_Problem_. Pull every line holding the word "JSON" from the data below and copy it.

_Records provided_.
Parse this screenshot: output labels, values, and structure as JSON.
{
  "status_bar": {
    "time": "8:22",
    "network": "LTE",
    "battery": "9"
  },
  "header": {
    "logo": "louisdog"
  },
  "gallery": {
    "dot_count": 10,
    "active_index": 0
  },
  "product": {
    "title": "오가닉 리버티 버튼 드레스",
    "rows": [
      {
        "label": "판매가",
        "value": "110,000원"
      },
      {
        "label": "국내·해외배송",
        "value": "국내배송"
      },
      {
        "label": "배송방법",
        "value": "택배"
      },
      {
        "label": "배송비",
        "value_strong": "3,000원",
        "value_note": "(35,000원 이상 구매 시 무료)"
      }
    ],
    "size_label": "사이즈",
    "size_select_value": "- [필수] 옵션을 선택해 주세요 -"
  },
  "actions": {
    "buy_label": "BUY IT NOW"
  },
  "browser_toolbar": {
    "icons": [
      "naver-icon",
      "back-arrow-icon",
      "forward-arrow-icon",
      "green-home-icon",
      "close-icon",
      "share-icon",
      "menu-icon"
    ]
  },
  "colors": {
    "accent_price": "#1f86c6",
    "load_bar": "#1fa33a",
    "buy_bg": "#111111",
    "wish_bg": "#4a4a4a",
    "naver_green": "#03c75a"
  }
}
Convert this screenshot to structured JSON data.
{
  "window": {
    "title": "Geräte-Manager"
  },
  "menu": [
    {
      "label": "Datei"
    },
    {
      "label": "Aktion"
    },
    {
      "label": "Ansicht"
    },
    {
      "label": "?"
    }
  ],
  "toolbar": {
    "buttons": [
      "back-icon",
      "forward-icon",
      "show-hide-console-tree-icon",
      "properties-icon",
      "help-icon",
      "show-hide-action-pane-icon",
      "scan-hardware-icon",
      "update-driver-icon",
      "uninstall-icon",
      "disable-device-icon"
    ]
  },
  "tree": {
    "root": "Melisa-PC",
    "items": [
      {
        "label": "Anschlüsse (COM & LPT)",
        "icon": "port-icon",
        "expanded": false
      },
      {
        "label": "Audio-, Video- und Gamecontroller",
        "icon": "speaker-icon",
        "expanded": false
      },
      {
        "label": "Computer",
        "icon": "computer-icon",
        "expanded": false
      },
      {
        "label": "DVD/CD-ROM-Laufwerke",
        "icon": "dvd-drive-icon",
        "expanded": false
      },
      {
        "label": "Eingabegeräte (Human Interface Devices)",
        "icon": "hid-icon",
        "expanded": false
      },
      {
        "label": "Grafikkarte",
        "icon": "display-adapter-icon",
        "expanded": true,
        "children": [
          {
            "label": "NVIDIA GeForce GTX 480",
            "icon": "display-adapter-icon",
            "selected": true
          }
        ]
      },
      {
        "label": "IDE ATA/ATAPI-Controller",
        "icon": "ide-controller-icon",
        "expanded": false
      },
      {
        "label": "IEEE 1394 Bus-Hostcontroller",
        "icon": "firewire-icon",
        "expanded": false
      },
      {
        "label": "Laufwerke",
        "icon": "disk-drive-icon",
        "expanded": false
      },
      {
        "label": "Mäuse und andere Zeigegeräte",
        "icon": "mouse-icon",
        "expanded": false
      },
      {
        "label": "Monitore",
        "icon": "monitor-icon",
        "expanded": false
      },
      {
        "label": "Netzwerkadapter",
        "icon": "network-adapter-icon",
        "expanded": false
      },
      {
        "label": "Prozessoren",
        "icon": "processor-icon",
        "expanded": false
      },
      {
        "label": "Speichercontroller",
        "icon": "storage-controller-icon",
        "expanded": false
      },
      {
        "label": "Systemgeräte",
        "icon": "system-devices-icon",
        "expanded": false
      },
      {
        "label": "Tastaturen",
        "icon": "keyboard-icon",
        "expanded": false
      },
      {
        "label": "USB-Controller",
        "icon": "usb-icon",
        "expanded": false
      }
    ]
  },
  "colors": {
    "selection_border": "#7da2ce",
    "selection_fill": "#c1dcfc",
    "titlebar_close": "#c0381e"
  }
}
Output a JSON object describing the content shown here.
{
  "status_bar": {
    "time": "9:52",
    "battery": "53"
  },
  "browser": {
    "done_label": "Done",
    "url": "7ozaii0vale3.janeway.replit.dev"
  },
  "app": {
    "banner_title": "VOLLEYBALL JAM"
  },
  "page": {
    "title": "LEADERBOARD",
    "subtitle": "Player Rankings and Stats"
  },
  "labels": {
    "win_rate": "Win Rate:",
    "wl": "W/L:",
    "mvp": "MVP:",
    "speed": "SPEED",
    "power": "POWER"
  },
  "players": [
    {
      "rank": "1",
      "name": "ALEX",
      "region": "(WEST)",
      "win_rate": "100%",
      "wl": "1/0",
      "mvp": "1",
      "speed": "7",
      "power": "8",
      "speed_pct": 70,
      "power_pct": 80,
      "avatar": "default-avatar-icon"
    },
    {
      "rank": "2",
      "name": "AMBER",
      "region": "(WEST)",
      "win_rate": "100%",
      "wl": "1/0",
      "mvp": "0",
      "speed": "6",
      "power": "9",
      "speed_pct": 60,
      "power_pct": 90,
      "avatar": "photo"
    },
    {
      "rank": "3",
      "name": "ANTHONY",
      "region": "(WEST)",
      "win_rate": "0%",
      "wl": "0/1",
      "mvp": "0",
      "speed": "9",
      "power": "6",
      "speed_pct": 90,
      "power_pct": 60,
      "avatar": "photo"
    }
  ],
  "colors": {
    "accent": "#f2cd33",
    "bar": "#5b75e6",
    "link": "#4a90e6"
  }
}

_Reply to the exercise_.
Parse this screenshot: output labels, values, and structure as JSON.
Convert this screenshot to structured JSON data.
Output a JSON object describing the content shown here.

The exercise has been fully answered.